He also had his hair taken on a number of occasions including a match on April 22, 1978 where he and Blood Chicana lost their hair to Pharaoh and Ringo Mendoza.
When it seemed his career was winding down, Dantés was able to capture the Mexican National Heavyweight Championship from Cien Caras on March 30, 1984, in Mexico City. Dantés would lose the title but win it back one last time on August 8, 1988 when he defeated Gran Markus, Jr. Dantés would vacant the title when he chose to retire in March 1989 at the age of 45.
In his last years, Dantés would often team with his sons Apolo and Cesar. Apolo would go onto the greatest fame, often teaming with Dr. Wagner, Jr. and El Hijo Del Santo in a brutal feud with Headhunters in Japan. Apolo would also appear on WWE’s short-lived lucha libre show Super Astros in the late 1990s.

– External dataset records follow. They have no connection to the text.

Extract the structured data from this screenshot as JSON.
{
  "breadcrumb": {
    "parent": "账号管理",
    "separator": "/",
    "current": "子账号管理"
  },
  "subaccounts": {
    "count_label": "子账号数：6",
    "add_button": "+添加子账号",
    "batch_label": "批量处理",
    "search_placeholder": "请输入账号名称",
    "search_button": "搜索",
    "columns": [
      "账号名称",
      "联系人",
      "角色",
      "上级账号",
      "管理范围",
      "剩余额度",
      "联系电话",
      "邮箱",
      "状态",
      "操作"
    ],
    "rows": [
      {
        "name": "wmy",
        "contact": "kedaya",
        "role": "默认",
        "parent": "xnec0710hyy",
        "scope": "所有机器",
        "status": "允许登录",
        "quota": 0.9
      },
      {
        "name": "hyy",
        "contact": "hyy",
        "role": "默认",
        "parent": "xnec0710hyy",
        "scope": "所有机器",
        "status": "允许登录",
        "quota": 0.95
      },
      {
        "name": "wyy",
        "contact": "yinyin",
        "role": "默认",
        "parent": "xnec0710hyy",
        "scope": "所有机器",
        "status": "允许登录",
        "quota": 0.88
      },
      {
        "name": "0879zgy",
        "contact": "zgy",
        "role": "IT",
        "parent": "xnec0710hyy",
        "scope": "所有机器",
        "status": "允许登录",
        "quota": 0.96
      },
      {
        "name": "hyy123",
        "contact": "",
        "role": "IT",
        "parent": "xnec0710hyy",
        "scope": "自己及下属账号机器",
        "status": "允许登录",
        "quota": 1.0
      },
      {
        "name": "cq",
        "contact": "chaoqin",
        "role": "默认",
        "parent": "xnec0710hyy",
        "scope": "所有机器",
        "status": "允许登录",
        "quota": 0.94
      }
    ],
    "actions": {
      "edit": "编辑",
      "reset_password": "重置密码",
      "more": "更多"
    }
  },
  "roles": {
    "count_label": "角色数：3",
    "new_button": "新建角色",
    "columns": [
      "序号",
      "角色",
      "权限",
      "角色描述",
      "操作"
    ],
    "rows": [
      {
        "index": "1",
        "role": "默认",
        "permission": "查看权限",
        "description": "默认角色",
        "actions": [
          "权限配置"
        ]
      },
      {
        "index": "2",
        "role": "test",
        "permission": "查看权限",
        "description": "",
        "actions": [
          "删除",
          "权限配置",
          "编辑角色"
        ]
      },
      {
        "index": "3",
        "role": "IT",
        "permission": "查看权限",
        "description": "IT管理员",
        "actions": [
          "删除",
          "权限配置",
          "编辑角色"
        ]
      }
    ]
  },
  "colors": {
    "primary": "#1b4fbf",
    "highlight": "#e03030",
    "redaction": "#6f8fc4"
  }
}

He was well respected within the industry for his work ethic and innovation in the ring. He was part of the inaugural class of the Wrestling Observer Newsletter Hall of Fame in 1996.
Dantés’ body will be transported to Guadalajara today for the funeral ceremony.